“Our position is, once we start the foreclosure proceeding, the faster we can complete it, the faster the property can get sold,” said Anthony DiMarco, the association’s executive vice president of government affairs.

Delinquent borrowers now can live rent-free in homes where mortgages are in default for months at a time, and delay foreclosure hearings or force actions to trial, DiMarco said.

The association is hoping to negotiate a longer time period for filing deficiency judgments.

“We understand they want to go down, but we think going from five years to one is too much of a change,” DiMarco said.

Florida Realtors also supports HB 87. The group says that it would help neighborhoods plagued by foreclosed and empty homes, and also prop up house and condo values.

“We think it provides protections for homeowners and allows for faster foreclosures,” said Trey Goldman, the group’s legislative counsel.

‘More certainty’

Another HB 87 provision mandates that even if an appeals court determines that a homeowner was erroneously foreclosed on, they could not get their property back as part of a judgment. Instead, those borrowers would be entitled only to a monetary payment.

“We think that will bring more certainty to the market,” said Goldman.

HB 87 also would enhance condo and homeowner associations’ standing in legal proceedings.

“This is going to help them, which is important to all the members of the association,” Goldman said.

Senate Bill 1666 is roughly parallel in its reforms, but it adds two other important measures.

It would make the appointment of retired circuit court judges as foreclosure judges more permanent.

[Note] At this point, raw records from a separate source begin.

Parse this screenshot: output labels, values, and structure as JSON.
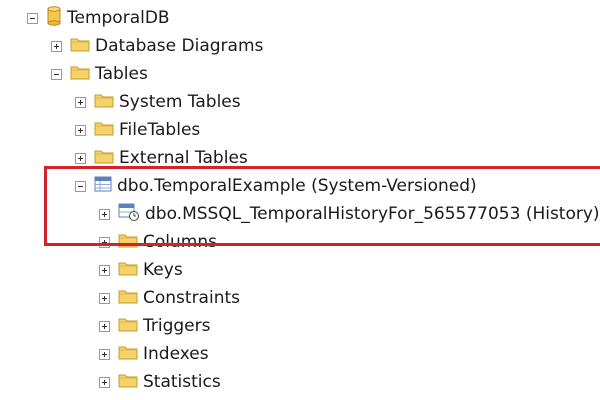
{
  "tree": {
    "root": {
      "label": "TemporalDB",
      "toggle": "minus",
      "icon": "database-icon"
    },
    "items": [
      {
        "label": "Database Diagrams",
        "toggle": "plus",
        "icon": "folder-icon"
      },
      {
        "label": "Tables",
        "toggle": "minus",
        "icon": "folder-icon"
      },
      {
        "label": "System Tables",
        "toggle": "plus",
        "icon": "folder-icon"
      },
      {
        "label": "FileTables",
        "toggle": "plus",
        "icon": "folder-icon"
      },
      {
        "label": "External Tables",
        "toggle": "plus",
        "icon": "folder-icon"
      },
      {
        "label": "dbo.TemporalExample (System-Versioned)",
        "toggle": "minus",
        "icon": "table-icon"
      },
      {
        "label": "dbo.MSSQL_TemporalHistoryFor_565577053 (History)",
        "toggle": "plus",
        "icon": "history-table-icon"
      },
      {
        "label": "Columns",
        "toggle": "plus",
        "icon": "folder-icon"
      },
      {
        "label": "Keys",
        "toggle": "plus",
        "icon": "folder-icon"
      },
      {
        "label": "Constraints",
        "toggle": "plus",
        "icon": "folder-icon"
      },
      {
        "label": "Triggers",
        "toggle": "plus",
        "icon": "folder-icon"
      },
      {
        "label": "Indexes",
        "toggle": "plus",
        "icon": "folder-icon"
      },
      {
        "label": "Statistics",
        "toggle": "plus",
        "icon": "folder-icon"
      }
    ]
  },
  "colors": {
    "highlight_border": "#d2232a",
    "folder_fill": "#f5d36b",
    "folder_stroke": "#c99a2a",
    "database_fill": "#f2c94c",
    "table_blue": "#5b7fbf"
  }
}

The practice has been used extensively in the 12th Circuit, hard hit by foreclosures.

The Senate bill also eliminates the requirement that property owners be notified a second time about a pending foreclosure in a print newspaper advertisement.

Instead, that second publication requirement could occur on a publicly accessible website, such as a clerk of the court site, in lieu of other media.

Foreclosure defense attorney Matt Weidner, another St. Petersburg attorney, calls that aspect of the bill “troubling.”

“Particularly with these lower income folks, the only way they found out they were being foreclosed upon is in a newspaper,” Weidner said.

As the Legislature kicked off its annual session Tuesday, other bills pertaining to foreclosures are also circulating.

Orlando Senator Darren Soto, D-Orlando, has several.

His SB 1228, a “Short Sale Debt Relief Act,” would make deficiency judgments unenforceable on a short sale if the original debt was 20 percent or greater than fair market value.

But Weidner, the St. Petersburg attorney, contends many of the new bills would be superfluous.

“The problem in foreclosure court is not that pesky defense attorneys are holding up the procedure, and it is not that the courts are not doing their job or that the existing laws don’t work,” said Weidner, who along with other attorneys has formed Florida Consumer Justice Advocates, to fight some of the reform bills.

“The foreclosure problem is the banks, choosing not to complete foreclosures,” he said. “They don’t want to. They realize it is better to negotiate or get a short sale done.”
Originally published in the Herald-Tribune (By Michael Pollick Published: Tuesday, March 5, 2013 at 8:49 p.m.)